Remember when you were a kid and The Adventurous Four, The Famous Five and The Secret Seven were just the ticket for an exciting read (okay so you have to be of "a certain age" for that to apply), but I still remember how satisfying those books were. An adventure, a puzzle that had to be solved - by a bunch of kids of a similar age to yourself, all done and dusted and home in time for tea. Many a person "of a certain age" will attest that these books were the ones that got them started on a life-long love of reading. Perhaps that's partly because they were so easy to identify with, or had scenarios that the average kid could aspire to, dream of. THE BILLIONAIRE'S CURSE could very well be the same sort of book for kids of a current age.

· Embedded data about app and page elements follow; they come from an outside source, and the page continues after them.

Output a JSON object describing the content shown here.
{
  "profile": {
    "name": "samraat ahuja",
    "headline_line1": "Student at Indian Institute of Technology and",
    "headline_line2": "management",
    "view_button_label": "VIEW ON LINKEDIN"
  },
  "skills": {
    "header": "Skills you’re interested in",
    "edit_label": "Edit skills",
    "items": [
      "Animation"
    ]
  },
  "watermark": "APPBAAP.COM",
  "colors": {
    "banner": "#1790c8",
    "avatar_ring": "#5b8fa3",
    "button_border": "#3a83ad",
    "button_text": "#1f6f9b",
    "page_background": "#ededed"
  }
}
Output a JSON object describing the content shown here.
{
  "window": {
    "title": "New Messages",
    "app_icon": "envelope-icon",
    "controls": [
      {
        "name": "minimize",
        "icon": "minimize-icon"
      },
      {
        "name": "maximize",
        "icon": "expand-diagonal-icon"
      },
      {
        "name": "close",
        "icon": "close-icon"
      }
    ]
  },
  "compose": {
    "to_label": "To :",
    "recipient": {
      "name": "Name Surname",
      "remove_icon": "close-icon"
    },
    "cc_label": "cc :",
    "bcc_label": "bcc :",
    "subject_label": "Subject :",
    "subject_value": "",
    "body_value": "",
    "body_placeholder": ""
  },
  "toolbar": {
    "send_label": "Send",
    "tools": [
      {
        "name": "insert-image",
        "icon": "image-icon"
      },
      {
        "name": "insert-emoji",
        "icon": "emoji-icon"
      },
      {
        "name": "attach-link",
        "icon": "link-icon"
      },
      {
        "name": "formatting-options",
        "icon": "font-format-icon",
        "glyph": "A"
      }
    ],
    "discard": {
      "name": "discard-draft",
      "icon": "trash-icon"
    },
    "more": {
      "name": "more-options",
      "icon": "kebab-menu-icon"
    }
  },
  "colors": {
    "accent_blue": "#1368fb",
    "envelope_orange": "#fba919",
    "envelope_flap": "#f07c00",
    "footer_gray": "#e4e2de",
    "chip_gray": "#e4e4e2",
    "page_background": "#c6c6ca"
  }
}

Definitely set in a more current day world - the book blurb starts off with "What would you do if you suddenly became a billionaire?". It's the story of 13 year old Australian boy Gerald, who comes from a relatively staid, standard suburban life enlivened mostly by fantasies of great deeds and heroics. He could never have imagined the scenario that instead finds him home from school and bundled onto a luxury private jet, winging his way to London to become the richest thirteen-year-old in the world, as a hitherto unknown Great Aunt leaves the family fortune to him. Nor could he have dreamed up the theft of the world's most valuable diamond, and a murder that leads directly to Gerald's own life being in danger. Gerald's just the boy for the situation though - he's got his billionaire survival kit, he's got some new friends and they are off to solve the mystery!
Despite a considerably more current day setting and plotline than those great old books of our own childhood, there is quite a feel of the The Famous Five about the style of THE BILLIONAIRE'S CURSE. The language used is simple, yet engaging, slightly formal and every so slightly stagey, but it works. This is the sort of book that a child could read for themselves, or an adult would have great fun reading to children - either way the book works as a great entertainment, with just enough scary bits for a spot of hiding under the doona to add to the excitement.
The winner of the inaugural Text Prize for Young Adult and Children's Writing, THE BILLIONAIRE'S CURSE made this adult reader very very happy. Whilst there is something nostalgic, old-fashioned, almost comfortable about reading a kids book about kids who save the day and solve the puzzle, there is something very satisfying about the idea that kids - of all ages - are still able to find a book like THE BILLIONAIRE'S CURSE that may, just may, lead to a life-long love of reading.